- Opening Delimiter -
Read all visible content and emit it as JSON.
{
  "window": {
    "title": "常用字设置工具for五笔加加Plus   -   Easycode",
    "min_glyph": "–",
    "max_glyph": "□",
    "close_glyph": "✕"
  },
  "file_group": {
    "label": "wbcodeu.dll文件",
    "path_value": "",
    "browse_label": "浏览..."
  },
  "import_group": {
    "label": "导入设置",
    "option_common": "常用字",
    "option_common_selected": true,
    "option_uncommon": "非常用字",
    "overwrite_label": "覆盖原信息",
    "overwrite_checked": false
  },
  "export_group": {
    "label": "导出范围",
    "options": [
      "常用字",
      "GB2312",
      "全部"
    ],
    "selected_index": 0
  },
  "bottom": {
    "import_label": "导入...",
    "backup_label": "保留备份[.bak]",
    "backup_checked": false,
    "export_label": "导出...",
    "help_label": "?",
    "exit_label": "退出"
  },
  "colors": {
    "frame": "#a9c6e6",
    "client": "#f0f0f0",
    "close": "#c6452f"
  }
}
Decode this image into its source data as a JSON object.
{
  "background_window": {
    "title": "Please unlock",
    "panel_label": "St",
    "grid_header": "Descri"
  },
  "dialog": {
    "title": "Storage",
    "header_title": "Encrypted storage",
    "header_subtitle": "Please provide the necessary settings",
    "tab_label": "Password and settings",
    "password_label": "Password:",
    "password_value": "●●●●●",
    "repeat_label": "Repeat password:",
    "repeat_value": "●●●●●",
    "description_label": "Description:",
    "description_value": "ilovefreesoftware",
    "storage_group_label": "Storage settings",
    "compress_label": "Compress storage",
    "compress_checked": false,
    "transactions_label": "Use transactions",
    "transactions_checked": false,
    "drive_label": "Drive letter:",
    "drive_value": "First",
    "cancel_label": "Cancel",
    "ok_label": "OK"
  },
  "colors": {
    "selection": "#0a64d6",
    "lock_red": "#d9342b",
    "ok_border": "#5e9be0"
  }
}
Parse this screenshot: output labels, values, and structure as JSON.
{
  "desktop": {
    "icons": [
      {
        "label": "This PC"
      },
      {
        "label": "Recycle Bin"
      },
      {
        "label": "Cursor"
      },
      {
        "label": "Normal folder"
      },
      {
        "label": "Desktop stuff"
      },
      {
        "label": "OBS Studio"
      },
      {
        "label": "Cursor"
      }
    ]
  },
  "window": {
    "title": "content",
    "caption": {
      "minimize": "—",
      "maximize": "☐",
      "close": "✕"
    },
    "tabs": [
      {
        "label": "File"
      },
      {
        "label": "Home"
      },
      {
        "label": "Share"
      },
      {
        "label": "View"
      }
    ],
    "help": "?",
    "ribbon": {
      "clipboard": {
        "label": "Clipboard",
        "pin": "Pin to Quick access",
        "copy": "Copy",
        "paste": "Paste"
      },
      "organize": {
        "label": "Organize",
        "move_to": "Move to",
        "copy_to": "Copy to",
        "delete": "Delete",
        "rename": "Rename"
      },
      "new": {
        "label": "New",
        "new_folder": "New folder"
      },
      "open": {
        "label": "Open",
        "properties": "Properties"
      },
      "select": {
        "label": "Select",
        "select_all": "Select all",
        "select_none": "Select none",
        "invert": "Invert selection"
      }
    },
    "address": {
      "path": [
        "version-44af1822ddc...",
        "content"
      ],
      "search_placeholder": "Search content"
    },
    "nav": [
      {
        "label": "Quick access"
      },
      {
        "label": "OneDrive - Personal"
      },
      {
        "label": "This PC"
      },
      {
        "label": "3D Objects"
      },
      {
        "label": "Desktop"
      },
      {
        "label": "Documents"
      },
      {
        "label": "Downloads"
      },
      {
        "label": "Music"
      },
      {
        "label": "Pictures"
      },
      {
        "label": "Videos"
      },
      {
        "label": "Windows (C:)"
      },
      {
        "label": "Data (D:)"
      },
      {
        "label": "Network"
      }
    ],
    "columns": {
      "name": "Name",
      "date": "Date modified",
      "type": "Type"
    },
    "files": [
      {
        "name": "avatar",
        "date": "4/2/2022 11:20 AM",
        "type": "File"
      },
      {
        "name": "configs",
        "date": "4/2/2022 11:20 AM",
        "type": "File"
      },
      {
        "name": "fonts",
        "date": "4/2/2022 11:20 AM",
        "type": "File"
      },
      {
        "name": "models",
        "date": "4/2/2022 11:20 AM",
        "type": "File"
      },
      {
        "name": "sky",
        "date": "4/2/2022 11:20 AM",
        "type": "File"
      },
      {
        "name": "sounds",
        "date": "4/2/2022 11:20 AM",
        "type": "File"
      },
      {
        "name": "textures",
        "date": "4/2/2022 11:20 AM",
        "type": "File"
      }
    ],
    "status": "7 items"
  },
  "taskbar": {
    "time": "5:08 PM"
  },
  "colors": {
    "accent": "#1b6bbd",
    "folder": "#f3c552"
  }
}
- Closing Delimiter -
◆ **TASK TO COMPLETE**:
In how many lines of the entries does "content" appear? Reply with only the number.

◆ **SOLUTION**:
4